### WHAT THIS TASK INVOLVES:
Each line below that includes the word "Write" is to be reported.

-------- LISTED RECORDS --------

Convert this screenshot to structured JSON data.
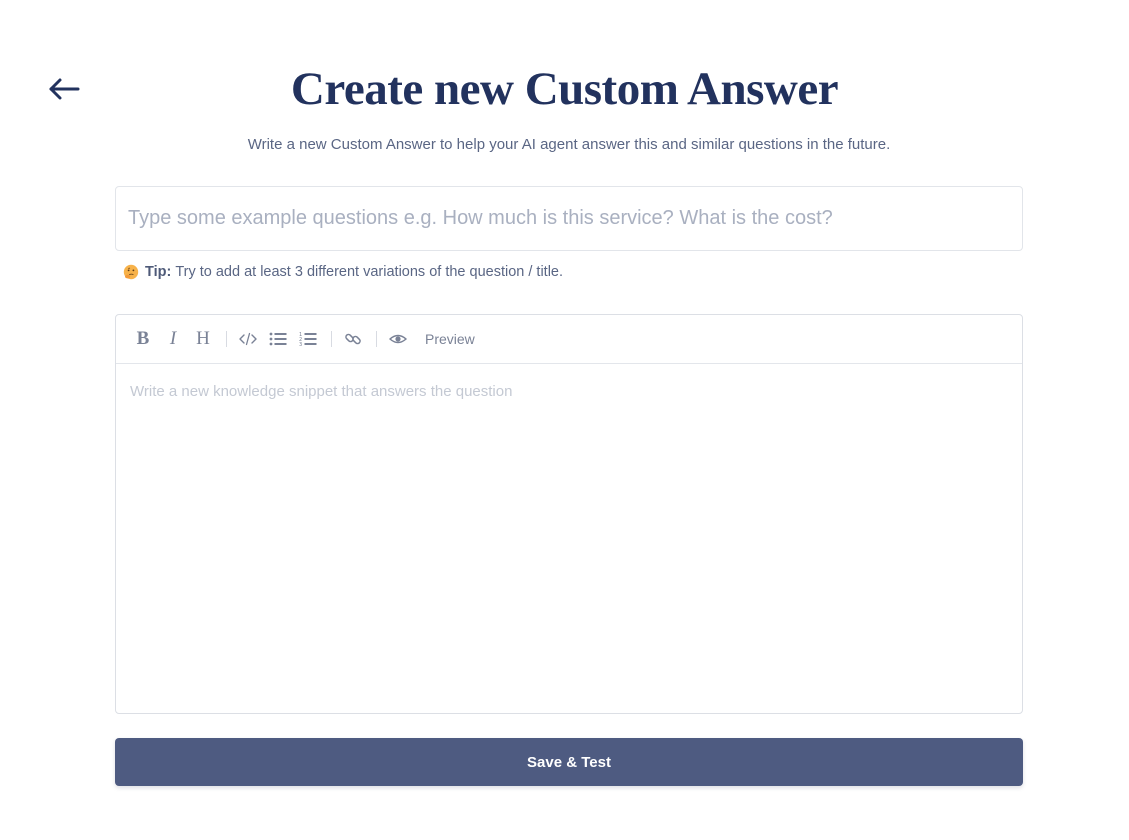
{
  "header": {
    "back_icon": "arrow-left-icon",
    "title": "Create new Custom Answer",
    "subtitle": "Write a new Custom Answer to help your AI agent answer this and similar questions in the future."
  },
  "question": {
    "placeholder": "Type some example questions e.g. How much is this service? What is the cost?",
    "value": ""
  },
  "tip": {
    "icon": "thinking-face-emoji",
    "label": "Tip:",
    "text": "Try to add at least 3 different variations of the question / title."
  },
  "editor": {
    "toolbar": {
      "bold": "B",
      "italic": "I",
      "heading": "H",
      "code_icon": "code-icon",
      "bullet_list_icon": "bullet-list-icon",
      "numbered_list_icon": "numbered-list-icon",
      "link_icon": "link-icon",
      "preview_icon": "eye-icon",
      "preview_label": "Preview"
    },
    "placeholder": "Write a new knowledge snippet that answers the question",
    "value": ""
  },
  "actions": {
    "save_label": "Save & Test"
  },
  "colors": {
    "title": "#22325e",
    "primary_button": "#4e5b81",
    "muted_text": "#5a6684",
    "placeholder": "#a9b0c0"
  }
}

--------
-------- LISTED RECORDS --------

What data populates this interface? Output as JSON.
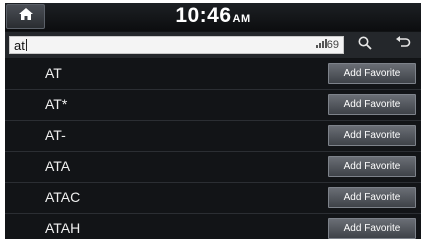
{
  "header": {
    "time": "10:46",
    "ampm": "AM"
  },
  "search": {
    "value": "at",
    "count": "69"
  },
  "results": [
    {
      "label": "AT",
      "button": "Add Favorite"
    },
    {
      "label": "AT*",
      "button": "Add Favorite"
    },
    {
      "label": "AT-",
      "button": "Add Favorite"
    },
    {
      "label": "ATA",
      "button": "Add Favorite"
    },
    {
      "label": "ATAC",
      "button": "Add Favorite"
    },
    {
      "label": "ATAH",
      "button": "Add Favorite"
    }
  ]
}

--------

### RESPONSE BELOW:
    "subtitle": "Write a new Custom Answer to help your AI agent answer this and similar questions in the future."
    "placeholder": "Write a new knowledge snippet that answers the question",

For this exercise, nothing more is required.